During the last week of September, libraries, schools, bookstores and readers across the nation celebrate Banned Books Week by standing up and speaking out for the freedom to read.
In Chicago, our theaters are known for standing up and speaking out. In fact, the tagline for 2019's Year of Chicago Theatre claims the stage is "where the city bares its fearless soul.” Let's recognize readers and Chicago's theaters and look back at a few performances of works that have been banned or challenged.
John Steinbeck's Of Mice and Men appears on both the 100 Most Frequently Challenged Books of the 1990s and 100 Most Frequently Challenged Books of the 2000s, and continues to face challenges nearly every year.
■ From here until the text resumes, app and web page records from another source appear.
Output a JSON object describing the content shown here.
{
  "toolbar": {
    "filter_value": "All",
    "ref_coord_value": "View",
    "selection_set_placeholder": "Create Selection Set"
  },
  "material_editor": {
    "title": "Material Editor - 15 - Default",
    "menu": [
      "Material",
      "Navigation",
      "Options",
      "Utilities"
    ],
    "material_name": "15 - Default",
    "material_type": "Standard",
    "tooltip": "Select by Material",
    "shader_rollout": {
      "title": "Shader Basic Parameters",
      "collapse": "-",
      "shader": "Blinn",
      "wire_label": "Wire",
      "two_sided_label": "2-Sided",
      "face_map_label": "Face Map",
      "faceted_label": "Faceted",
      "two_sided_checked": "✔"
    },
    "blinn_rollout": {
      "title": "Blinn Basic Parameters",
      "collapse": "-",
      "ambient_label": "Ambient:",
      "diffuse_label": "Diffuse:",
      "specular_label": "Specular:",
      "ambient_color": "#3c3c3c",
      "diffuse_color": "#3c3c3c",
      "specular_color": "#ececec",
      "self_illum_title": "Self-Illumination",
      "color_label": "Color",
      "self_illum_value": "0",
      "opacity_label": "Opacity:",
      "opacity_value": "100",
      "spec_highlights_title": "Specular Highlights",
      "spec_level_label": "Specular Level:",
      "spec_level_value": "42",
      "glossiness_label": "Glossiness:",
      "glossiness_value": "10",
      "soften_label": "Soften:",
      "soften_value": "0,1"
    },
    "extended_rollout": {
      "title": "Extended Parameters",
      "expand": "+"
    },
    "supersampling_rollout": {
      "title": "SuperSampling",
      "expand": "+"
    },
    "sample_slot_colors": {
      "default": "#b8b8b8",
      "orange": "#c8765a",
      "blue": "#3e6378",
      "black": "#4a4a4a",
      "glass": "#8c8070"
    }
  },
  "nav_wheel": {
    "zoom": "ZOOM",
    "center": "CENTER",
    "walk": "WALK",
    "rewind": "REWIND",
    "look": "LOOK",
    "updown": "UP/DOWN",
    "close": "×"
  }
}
It was performed by the Goodman Theatre in 1951 and by Steppenwolf Theatre Company 30 years later in 1981. The Steppenwolf production, starring Gary Sinise as George and John Malkovich as Lennie, received some extremely favorable reviews, and even a thank you note from an audience member for moving her to tears and leaving her with feelings and emotions through the next week.
Both theaters have continued to challenge their ensembles and audiences with works that have encountered their own challenges and bans. Steppenwolf took on another Steinbeck classic, The Grapes of Wrath, a world-premiere adaptation of Kurt Vonnegut’s Slaughterhouse-Five by Eric Simonson and Ken Kesey’s One Flew Over the Cuckoo’s Nest.
In 1978, Goodman Theatre opened its season with Native Son, based on the book by Richard Wright. The play starred Meshach Taylor as Bigger and Mike Nussbaum as Max under the direction of then-new Artistic Director Greg Mosher.
Bailiwick Repertory mounted a musical adaptation of George Orwell’s Animal Farm in 1987. Billed as a show for ages 8 to 80, the creative and successful show swept the Jeff Citation awards, winning in categories Director (David Zak), Actress in a Supporting Role (Tina Thuerwachter), Ensemble, Costume Design (Steve Pickering) and Production-Musical.
This is just a sample of the work created on Chicago’s stages and represented in the Chicago Theater Collection at Chicago Public Library. Learn more about our city’s theater history by visiting the Special Collections and Preservation Division at Harold Washington Library Center. And celebrate the freedom to read by checking out a banned book or attending one of our Banned Books Week events.